Wahed, an investment platform backed by Saudi Aramco and French footballer Paul Pogba, has opened a physical branch and bank accounts backed by gold in London, CNBC has reported.
The New York-based firm describes itself as a “halal investing platform.”
The company’s Shariah-compliant investment management and advice service aims to target the UK’s 3.9 million Muslims.
Wahed forbids investments in businesses that profit from lending, gambling, alcohol, and tobacco.
An account with Wahed does not pay interest on savings but instead tracks the value of users’ deposits against the value of gold. The price of the precious metal varies according to supply and demand.
Wahed CEO Junaid Wahedna told CNBC that the company offers consumers, both Muslim and non-Muslim, the chance to tackle currency fluctuations and rising living costs.
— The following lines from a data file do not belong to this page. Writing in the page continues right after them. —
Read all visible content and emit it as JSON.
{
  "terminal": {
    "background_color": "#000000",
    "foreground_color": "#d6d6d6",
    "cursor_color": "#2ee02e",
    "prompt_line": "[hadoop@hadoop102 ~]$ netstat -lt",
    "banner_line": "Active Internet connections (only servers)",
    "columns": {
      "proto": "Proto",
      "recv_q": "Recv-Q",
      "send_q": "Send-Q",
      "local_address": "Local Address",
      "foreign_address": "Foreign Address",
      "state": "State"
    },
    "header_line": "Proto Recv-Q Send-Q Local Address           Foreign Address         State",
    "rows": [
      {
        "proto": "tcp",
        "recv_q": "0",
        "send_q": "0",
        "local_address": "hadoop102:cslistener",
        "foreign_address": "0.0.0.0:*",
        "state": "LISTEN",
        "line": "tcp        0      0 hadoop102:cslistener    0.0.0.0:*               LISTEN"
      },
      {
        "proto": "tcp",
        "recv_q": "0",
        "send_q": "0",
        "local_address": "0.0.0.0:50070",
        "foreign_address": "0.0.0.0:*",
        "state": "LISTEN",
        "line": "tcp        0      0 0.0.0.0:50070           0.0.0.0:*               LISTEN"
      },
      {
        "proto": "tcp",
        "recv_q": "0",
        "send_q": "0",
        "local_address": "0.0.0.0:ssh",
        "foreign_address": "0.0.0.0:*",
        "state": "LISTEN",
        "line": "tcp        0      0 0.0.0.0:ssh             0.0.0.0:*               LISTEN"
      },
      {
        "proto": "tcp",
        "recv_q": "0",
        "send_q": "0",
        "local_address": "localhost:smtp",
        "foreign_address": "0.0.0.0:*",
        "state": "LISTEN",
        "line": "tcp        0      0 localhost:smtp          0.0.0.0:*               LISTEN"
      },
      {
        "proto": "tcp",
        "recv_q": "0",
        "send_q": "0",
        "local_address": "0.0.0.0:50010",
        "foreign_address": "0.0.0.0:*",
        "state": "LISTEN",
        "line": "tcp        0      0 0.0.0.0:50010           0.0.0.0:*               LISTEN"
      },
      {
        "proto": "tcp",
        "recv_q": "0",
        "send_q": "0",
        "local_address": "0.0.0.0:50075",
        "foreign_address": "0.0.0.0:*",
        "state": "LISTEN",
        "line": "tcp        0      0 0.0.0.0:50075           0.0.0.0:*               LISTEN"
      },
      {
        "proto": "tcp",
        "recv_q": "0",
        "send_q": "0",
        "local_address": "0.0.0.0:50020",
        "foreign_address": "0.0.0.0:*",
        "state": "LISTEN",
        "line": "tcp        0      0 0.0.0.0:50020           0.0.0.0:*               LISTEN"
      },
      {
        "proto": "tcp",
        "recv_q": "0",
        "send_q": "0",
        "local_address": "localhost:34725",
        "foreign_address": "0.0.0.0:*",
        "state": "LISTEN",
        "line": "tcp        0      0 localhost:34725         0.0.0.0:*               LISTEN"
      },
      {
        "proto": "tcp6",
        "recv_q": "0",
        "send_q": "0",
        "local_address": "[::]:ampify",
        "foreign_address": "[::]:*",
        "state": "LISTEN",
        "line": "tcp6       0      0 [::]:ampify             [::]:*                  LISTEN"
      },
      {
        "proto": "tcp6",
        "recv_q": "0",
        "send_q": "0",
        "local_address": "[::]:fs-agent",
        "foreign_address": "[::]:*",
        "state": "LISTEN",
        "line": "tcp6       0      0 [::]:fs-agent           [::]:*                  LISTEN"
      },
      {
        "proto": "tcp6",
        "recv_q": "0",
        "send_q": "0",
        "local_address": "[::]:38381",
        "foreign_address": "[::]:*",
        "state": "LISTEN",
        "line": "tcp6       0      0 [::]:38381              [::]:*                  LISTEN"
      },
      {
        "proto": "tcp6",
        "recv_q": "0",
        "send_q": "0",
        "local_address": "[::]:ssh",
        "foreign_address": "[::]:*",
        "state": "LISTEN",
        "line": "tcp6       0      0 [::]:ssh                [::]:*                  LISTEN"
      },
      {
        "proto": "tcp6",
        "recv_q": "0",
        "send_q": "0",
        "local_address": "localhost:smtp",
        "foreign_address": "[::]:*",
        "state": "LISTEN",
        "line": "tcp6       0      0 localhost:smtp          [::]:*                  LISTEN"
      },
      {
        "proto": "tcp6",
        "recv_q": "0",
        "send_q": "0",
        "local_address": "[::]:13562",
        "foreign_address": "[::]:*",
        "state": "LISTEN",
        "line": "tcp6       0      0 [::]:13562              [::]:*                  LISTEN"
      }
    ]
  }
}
“[Muslims are] an underserved community as a whole,” Wahedna said
He pointed out that the Muslim community is one of the lowest socioeconomic sectors of the UK, with low financial literacy.
He added: “They have trust issues, and so they want to see a physical presence before they trust you with money.”
Wahed is also launching a debit card that will allow account holders to deposit funds using an exchange-traded fund that tracks the price of gold. This means that users can use gold to pay for everyday items.
Investors can also convert the gold in their accounts for physical bars.
Wahedna said: “I think it really fits with the Muslim community and what their needs are.
“Otherwise, what happens is the Muslim community, because they’re underserved, they keep their money in cash under their mattress, or in something that’s very unsafe, and they lose their money every few years because there’s a scam in the community or someone takes advantage of them. And that poverty cycle just continues.”
Wahedna criticized the rise of “buy now, pay later” services, claiming that modern fintech companies have become overly focused on consumer lending.
He added: “I feel that fintech, like most of the finance industry, is very heavily geared towards lending.
“In fact, I would say, it’s making the cost-of-living crisis, a debt crisis, worse with a lot of the products.
“If you look at the ‘buy now, pay later’ companies, people are struggling — that’s the worst type of innovation, you’re making it easier to get people into debt.”
Wahedna said that the company is not only for Muslims, but also for followers of other Abrahamic religions. He added it targets both prosperous individuals and less well-off customers.